Comically juxtaposed by the song, too, were the national symbolism of the triumph over Pharaoh and the bewildered plight of a single disaffected individual in a late 20th century that was too much to cope with. This is, I think, what made “We Made It Past Pharaoh” speak to Israelis so strongly. It told them that the sense of disconnectedness to society that was a consequence of modern bureaucracy and technology could be overcome, or at least combated, by a sense of connectedness to something even stronger: the unbroken history of one’s people and an identification with it. I am being driven crazy by what’s happening to the world around me; we made it past Pharaoh and we’ll make it past this.


Indeed, whether or not he was aware of the source of his refrain, Ariel was tapping into traditional Jewish humor when he resorted to it. As has been pointed out by Ruvik Rosenthal, an expert in the Hebrew language and slang, the expression originally comes from a joke found in Der Jüdische Witz, a German-language collection of Jewish humor compiled by the Yiddish scholar Salcia Landmann. In it, a well-off Polish Jew complains to his wife that when the messiah comes, they’ll have to part with their comfortable life and all of their belongings and move with millions of other Jews to Palestine. To which she replies: “Nisht geferlikh! Mir zenen baygekumen dem Paro, mir veln oykh baygekumen dos”—”Don’t worry! We made it past Pharaoh; we’ll make it past this.”

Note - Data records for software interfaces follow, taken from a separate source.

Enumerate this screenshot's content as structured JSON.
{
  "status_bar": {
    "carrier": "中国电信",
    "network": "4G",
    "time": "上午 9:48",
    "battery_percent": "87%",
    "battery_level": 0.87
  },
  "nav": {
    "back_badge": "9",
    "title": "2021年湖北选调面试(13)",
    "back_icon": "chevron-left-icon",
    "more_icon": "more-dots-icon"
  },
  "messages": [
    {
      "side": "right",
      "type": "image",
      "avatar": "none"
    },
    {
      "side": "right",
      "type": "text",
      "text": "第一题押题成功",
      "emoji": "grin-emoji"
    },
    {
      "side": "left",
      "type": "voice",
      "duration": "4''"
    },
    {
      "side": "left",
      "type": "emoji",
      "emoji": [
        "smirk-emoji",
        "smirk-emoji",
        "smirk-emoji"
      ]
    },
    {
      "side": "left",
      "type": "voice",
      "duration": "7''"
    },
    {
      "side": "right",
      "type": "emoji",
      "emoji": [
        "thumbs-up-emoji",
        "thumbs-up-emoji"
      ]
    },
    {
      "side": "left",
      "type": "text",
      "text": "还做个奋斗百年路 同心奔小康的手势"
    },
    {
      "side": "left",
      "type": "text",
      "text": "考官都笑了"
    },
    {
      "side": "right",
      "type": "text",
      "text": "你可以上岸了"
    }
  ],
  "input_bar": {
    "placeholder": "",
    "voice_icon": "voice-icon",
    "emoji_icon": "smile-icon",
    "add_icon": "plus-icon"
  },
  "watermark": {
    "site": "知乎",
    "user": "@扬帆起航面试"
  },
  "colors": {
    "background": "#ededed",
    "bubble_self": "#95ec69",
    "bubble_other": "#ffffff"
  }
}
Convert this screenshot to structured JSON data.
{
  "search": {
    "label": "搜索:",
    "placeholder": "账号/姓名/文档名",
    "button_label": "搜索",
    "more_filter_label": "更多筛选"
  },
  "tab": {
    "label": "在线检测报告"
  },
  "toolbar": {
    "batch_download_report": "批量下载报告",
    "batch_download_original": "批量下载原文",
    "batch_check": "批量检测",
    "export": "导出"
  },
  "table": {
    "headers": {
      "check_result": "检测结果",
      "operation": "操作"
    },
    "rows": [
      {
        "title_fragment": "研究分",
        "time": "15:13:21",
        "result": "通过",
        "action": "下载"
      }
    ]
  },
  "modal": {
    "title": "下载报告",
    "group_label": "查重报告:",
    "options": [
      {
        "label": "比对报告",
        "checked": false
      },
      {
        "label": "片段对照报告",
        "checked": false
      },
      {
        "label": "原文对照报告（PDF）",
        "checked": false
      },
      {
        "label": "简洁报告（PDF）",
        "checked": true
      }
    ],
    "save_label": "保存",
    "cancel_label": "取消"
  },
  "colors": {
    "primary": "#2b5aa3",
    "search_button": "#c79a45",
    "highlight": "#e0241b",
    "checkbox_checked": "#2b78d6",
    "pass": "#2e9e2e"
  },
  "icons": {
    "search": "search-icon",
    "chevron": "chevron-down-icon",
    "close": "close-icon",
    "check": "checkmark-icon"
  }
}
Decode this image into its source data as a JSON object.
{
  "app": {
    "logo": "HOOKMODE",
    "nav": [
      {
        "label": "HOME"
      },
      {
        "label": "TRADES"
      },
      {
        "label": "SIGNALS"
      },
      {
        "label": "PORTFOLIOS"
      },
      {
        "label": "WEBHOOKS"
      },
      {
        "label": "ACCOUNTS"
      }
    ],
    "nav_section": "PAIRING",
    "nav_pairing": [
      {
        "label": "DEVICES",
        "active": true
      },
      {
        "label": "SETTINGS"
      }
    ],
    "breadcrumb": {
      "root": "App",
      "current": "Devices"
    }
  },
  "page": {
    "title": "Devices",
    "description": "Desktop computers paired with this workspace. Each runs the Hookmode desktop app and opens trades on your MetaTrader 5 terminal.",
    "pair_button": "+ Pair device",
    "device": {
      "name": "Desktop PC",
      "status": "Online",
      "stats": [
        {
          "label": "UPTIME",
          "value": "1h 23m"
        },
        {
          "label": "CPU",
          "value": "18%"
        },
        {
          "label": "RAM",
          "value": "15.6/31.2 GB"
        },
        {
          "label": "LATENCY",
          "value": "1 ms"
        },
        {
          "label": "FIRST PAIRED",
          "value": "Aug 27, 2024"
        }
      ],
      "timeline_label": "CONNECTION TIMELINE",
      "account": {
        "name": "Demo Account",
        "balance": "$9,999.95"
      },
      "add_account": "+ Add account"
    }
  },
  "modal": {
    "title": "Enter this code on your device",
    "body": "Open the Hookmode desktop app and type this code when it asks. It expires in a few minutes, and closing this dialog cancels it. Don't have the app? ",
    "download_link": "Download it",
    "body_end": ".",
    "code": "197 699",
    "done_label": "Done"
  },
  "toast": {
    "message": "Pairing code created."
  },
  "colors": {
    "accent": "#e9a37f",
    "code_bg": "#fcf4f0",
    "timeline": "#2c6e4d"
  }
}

What makes this joke so funny, of course, is that the wife, having heard her husband’s description of the messianic age, pictures it as a disaster comparable to the house of bondage in Egypt. But this also has its Jewish antecedents. In the tractate of Sanhedrin, the talmudic sage Ula is quoted as saying of the messiah yeyti v’lo iḥminey, “He can come—I just don’t want to see him.” Ula was referring, the Talmud explains, to the travails that, according to legend, would precede the messiah’s arrival.

Be all that as it may, avarnu et par’o, na’avor gam et zeh quickly became, in the wake of Meir Ariel’s song, an Israeli idiom, applicable to public and private life alike. The political situation is dire? “We made it past Pharaoh, we’ll make it past this.” I’ve lost my job? “We made it past Pharaoh, I’ll make it past this.” You say your washing machine has broken down just when you’ve had twins and there are dirty diapers all over the house? “We made it past Pharaoh, you’ll make it past this.”

And we’ll make it, Israelis have been saying, past COVID-19. “It would seem,” writes Rosenthal,

that Meir Ariel’s “We Made It Past Pharaoh” has become our coronavirus hymn. It’s been popping up everywhere: in newspaper headlines, in radio programs, in comedy skits, in talk shows, even in religious ceremonies. The proximity of the corona epidemic to the Passover holiday is part of it.

But only part. A Jewish sense of humor combined with a spirit of national resilience will get us through the rest of the year, too.

Got a question for Philologos? Ask him directly at [email protected].

More about: Israel & Zionism, Israeli culture